Exercise goal
From the material below, pull each line containing the string "label".

==== Data to use

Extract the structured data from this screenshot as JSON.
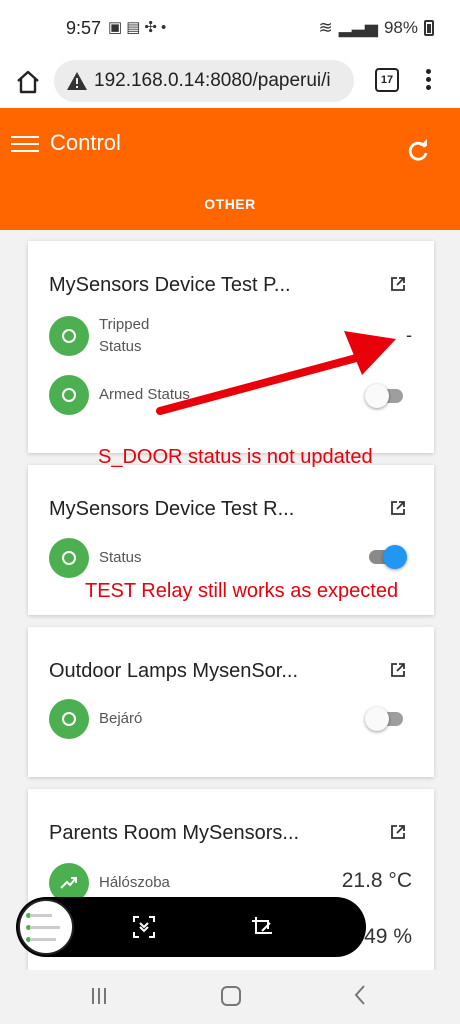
{
  "status_bar": {
    "time": "9:57",
    "notification_icons": [
      "image-icon",
      "teams-icon",
      "pinwheel-icon",
      "dot-icon"
    ],
    "battery": "98%"
  },
  "browser": {
    "url": "192.168.0.14:8080/paperui/i",
    "tab_count": "17"
  },
  "app": {
    "title": "Control",
    "tab": "OTHER"
  },
  "cards": [
    {
      "title": "MySensors Device Test P...",
      "items": [
        {
          "label": "Tripped Status",
          "value": "-"
        },
        {
          "label": "Armed Status",
          "toggle": false
        }
      ]
    },
    {
      "title": "MySensors Device Test R...",
      "items": [
        {
          "label": "Status",
          "toggle": true
        }
      ]
    },
    {
      "title": "Outdoor Lamps MysenSor...",
      "items": [
        {
          "label": "Bejáró",
          "toggle": false
        }
      ]
    },
    {
      "title": "Parents Room MySensors...",
      "items": [
        {
          "label": "Hálószoba",
          "value": "21.8 °C"
        },
        {
          "label": "",
          "value": "49 %"
        }
      ]
    }
  ],
  "annotations": [
    "S_DOOR status is not updated",
    "TEST Relay still works as expected"
  ],
  "colors": {
    "header": "#ff6600",
    "item_icon": "#4caf50",
    "toggle_on": "#2196f3",
    "annotation": "#e8000b"
  }
}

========

Solution to the problem
          "label": "Tripped Status",
          "label": "Armed Status",
          "label": "Status",
          "label": "Bejáró",
          "label": "Hálószoba",
          "label": "",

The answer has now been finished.